I don't know where it will come from, but we will also hear again that Obama is a Muslim. And someone is going to trot out that sound bite of Michelle Obama saying something about her husband's presidential campaign marking the first time she's been "really proud" to be an American. The undercurrent of all this — coupled with the Republican ticket making endless constrasts between Obama and the regular folks and hard-working folk, etc., etc. that they claim to represent — will be the idea that Obama is black and all those black people are unpatriotic.
The truth is that I felt a sense of camaraderie with Michelle Obama when she remarked how she became "really proud" to be an American. Maybe when you have experienced the short end of the stick with Jim Crow and segregation, when your parents tell you that you have to work three times as hard as a white guy to make it, you grow up feeling disenfranchised. Maybe when you finally get it that this country belongs to you, it's sweeter than when you can just take it for granted. Some of us get it late. The most wrongheaded never get it at all.
For instance, last month, when a video of professional basketball player Josh Howard disrespecting the national anthem surfaced his response was, "I don't celebrate this shit. I'm black."
Maybe Howard will get it someday. Maybe he'll realize that he is part of America and being black has nothing to do with being disrespectful, unpatriotic or not participating in the political system. That's why voting is so important. When you vote, you claim your patriotism in the most fundamental way.
Every attempt to paint Obama as unpatriotic is an attempt to paint blacks in general as unpatriotic. And I'll tell you that I'm one African-American who doesn't buy that claim. A Japanese-American named Inouye taught me the lesson.
Top 10 weird twists: As the campaign goes down to the wire all kinds of weird stuff could happen as the candidates jostle to get the upper hand.
10) Obama plays the race card; DNA testing reveals John McCain's African ancestry.
9) McCain drops Palin from the ticket and tries to replace her with actress Tina Fey. When Fey refuses, he runs without a vice president.

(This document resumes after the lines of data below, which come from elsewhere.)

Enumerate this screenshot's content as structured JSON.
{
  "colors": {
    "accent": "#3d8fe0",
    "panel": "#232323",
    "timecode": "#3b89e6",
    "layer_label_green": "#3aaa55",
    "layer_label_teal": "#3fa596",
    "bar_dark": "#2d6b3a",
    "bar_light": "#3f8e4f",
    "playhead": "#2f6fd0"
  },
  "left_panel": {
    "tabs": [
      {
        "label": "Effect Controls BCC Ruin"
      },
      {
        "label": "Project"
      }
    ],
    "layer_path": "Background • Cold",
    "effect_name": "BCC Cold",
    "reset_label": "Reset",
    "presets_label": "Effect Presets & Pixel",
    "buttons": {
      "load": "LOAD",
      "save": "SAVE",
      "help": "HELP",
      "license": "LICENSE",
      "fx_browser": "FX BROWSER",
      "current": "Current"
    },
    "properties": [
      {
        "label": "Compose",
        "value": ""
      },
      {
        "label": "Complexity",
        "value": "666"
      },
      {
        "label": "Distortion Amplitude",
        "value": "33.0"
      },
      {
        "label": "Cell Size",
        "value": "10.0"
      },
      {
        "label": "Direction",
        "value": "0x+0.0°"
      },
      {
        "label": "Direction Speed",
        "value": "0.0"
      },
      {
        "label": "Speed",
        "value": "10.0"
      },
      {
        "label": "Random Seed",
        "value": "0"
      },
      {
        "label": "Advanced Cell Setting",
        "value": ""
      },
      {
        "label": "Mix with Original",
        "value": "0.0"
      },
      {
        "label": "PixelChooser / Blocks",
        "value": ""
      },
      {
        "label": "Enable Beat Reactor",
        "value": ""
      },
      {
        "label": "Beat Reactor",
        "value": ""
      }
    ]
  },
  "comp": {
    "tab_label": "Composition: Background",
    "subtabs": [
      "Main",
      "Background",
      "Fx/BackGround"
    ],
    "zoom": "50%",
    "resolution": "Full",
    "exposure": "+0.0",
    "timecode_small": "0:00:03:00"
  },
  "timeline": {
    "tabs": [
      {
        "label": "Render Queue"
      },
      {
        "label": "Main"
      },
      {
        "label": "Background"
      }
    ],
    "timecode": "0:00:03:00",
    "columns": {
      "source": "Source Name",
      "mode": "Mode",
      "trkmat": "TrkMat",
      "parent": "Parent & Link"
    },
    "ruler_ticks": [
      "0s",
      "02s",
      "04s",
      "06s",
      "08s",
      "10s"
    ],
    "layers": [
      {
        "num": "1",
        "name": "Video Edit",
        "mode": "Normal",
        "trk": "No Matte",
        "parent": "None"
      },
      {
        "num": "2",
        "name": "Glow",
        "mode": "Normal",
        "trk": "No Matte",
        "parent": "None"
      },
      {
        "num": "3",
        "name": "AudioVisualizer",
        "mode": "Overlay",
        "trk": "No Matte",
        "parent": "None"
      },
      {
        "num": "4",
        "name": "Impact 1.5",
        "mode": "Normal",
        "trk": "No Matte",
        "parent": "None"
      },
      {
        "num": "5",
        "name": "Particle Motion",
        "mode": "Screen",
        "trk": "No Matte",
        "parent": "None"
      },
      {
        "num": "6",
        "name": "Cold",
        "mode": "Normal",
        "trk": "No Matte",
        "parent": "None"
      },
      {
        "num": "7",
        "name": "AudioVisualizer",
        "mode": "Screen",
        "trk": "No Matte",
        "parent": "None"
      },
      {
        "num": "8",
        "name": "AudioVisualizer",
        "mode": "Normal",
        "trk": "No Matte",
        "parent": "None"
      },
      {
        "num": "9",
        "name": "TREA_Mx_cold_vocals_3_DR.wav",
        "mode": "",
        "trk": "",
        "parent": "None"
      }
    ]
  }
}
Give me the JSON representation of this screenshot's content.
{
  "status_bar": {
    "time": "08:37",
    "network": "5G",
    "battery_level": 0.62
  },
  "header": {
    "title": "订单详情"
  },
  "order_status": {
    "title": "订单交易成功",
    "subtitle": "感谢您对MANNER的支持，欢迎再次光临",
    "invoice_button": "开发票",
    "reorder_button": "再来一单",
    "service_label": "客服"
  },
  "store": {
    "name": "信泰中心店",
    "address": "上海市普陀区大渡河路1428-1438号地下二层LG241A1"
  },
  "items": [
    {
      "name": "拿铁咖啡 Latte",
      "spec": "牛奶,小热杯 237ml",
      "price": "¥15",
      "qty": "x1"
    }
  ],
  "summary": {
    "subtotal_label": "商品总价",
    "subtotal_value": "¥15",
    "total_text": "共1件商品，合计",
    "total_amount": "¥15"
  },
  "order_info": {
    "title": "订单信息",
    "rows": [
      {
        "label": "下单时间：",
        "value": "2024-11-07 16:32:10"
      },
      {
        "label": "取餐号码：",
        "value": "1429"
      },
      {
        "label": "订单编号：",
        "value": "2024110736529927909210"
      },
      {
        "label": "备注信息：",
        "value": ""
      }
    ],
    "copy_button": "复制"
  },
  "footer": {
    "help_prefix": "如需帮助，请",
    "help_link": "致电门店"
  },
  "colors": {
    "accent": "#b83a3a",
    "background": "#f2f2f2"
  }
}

8) A former Vietnamese prison camp guard appears in a campaign commercial, and attests to McCain's character, saying, "He's one tough officer."
7) Hillary Clinton joins Ralph Nader's independent ticket, but the plan falls apart when Nader insults her corporate friends at a barbecue fundraiser.

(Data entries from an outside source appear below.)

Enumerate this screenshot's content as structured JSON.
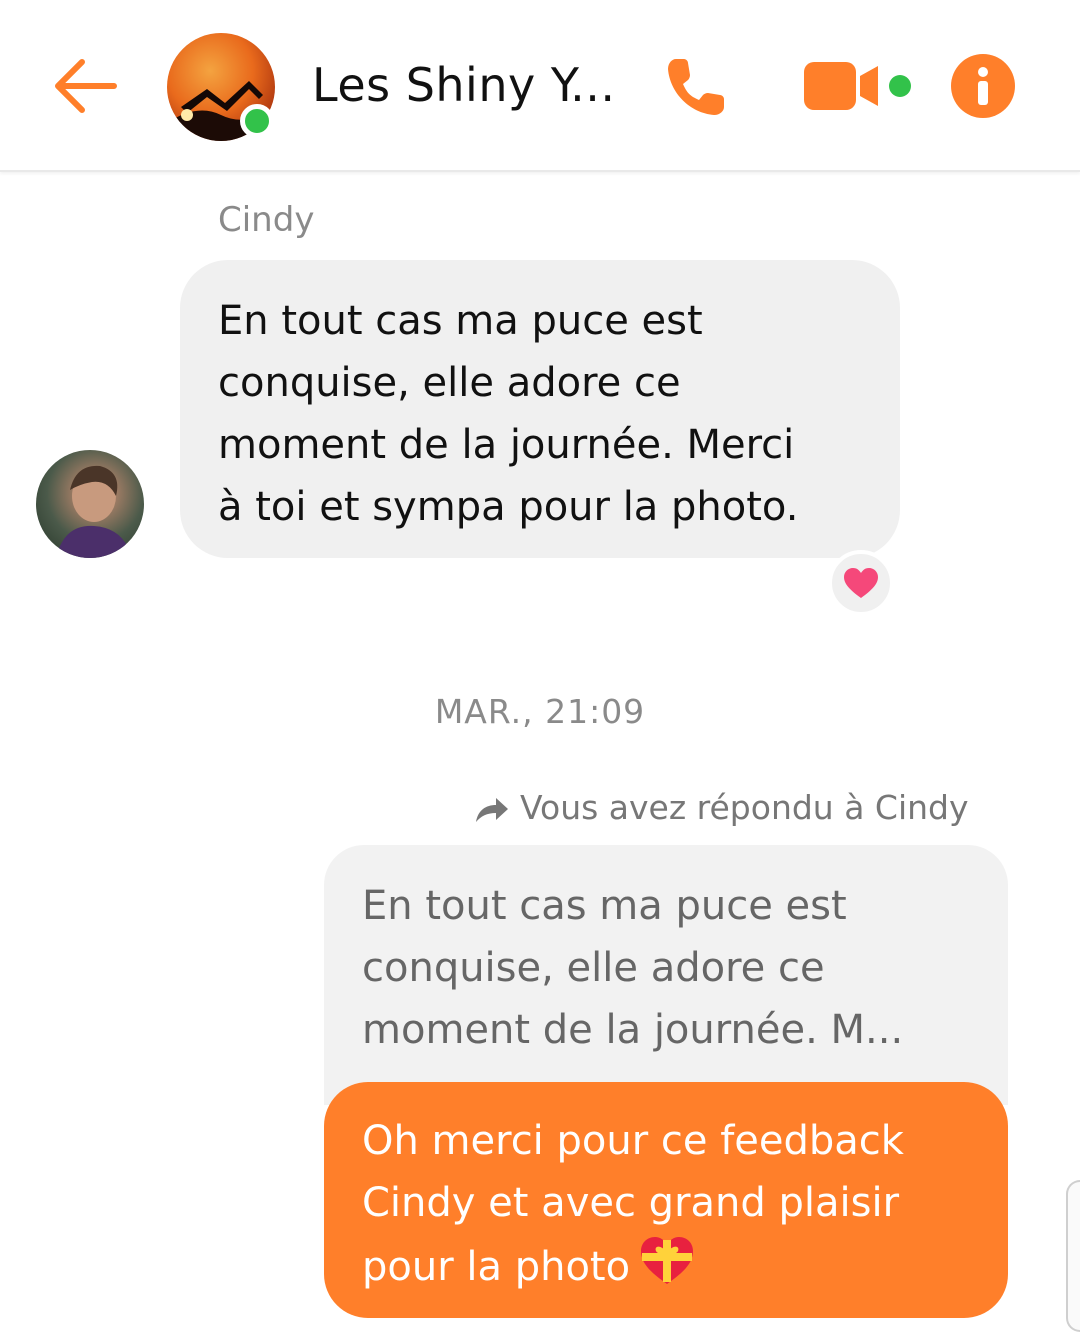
{
  "header": {
    "title": "Les Shiny Y...",
    "online": true,
    "icons": {
      "back": "back-arrow-icon",
      "call": "phone-icon",
      "video": "video-camera-icon",
      "info": "info-icon"
    },
    "accent_color": "#ff7f2a"
  },
  "conversation": {
    "incoming": {
      "sender": "Cindy",
      "text": "En tout cas ma puce est\nconquise,  elle adore ce\nmoment de la journée.  Merci\nà  toi et sympa pour la photo.",
      "reaction": "heart"
    },
    "timestamp": "MAR., 21:09",
    "reply": {
      "note": "Vous avez répondu à Cindy",
      "quoted_text": "En tout cas ma puce est\nconquise,  elle adore ce\nmoment de la journée.  M...",
      "text": "Oh merci pour ce feedback\nCindy et avec grand plaisir\npour la photo",
      "emoji": "gift-heart"
    }
  }
}
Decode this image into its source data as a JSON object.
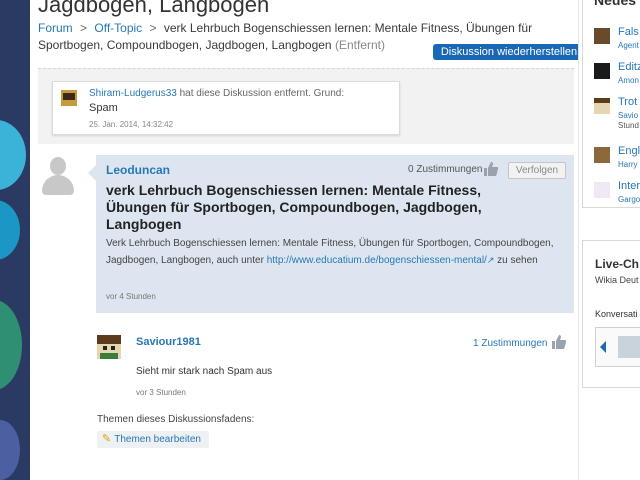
{
  "page": {
    "title": "Jagdbogen, Langbogen",
    "breadcrumb": {
      "forum": "Forum",
      "sep1": ">",
      "offtopic": "Off-Topic",
      "sep2": ">",
      "current": "verk Lehrbuch Bogenschiessen lernen: Mentale Fitness, Übungen für Sportbogen, Compoundbogen, Jagdbogen, Langbogen",
      "status": "(Entfernt)"
    }
  },
  "removed": {
    "user": "Shiram-Ludgerus33",
    "action": "hat diese Diskussion entfernt. Grund:",
    "reason": "Spam",
    "timestamp": "25. Jan. 2014, 14:32:42",
    "restore_label": "Diskussion wiederherstellen"
  },
  "post": {
    "user": "Leoduncan",
    "votes": "0 Zustimmungen",
    "follow_label": "Verfolgen",
    "title": "verk Lehrbuch Bogenschiessen lernen: Mentale Fitness, Übungen für Sportbogen, Compoundbogen, Jagdbogen, Langbogen",
    "body_text": "Verk Lehrbuch Bogenschiessen lernen: Mentale Fitness, Übungen für Sportbogen, Compoundbogen, Jagdbogen, Langbogen, auch unter",
    "link": "http://www.educatium.de/bogenschiessen-mental/",
    "body_suffix": "zu sehen",
    "time": "vor 4 Stunden",
    "thumb_icon": "thumbs-up-icon"
  },
  "reply": {
    "user": "Saviour1981",
    "votes": "1 Zustimmungen",
    "text": "Sieht mir stark nach Spam aus",
    "time": "vor 3 Stunden"
  },
  "tags": {
    "label": "Themen dieses Diskussionsfadens:",
    "edit_label": "Themen bearbeiten",
    "edit_icon": "pencil-icon"
  },
  "rail": {
    "heading": "Neues",
    "items": [
      {
        "title": "Fals",
        "sub": "Agent"
      },
      {
        "title": "Editz",
        "sub": "Amon"
      },
      {
        "title": "Trot",
        "sub": "Savio",
        "sub2": "Stund"
      },
      {
        "title": "Engl",
        "sub": "Harry"
      },
      {
        "title": "Inter",
        "sub": "Gargo"
      }
    ],
    "chat_heading": "Live-Ch",
    "chat_sub": "Wikia Deut",
    "chat_conv": "Konversati"
  },
  "colors": {
    "link": "#2877b5",
    "accent_button": "#1a68b3",
    "post_bg": "#dde6f0"
  }
}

6) The Rev. Al Sharpton denounces Obama as a "brother without a cause." No media show up at Sharpton's press conference.
5) The candidates' wives face off in a World Wrestling Federation event. A crazed Cindy McCain beats down Michelle Obama, at least until the Obama daughters jump into to the ring to save their mother.
4) Bush, enthralled by the momentary attention paid to him by the press during the Wall Street bailout negotiations, uses the economic crisis as an excuse to cancel the election, saying, "We can't afford an election until this debt has been eliminated."
3) McCain admits that he couldn't look at Obama in the first debate because he fell asleep in his chair and woke up with a crick in his neck.
2) The entire Kenyan village where Obama's father was born relocates to Arizona to campaign for him.
1) Palin's coast-to-coast snowmobile tour of every trailer park in America — to meet the real people — is stopped when the early winter she's accustomed to in Alaska doesn't materialize in the lower 48.Larry Gabriel is a writer, musician and former editor of Metro Times. Send comments to firstname.lastname@example.org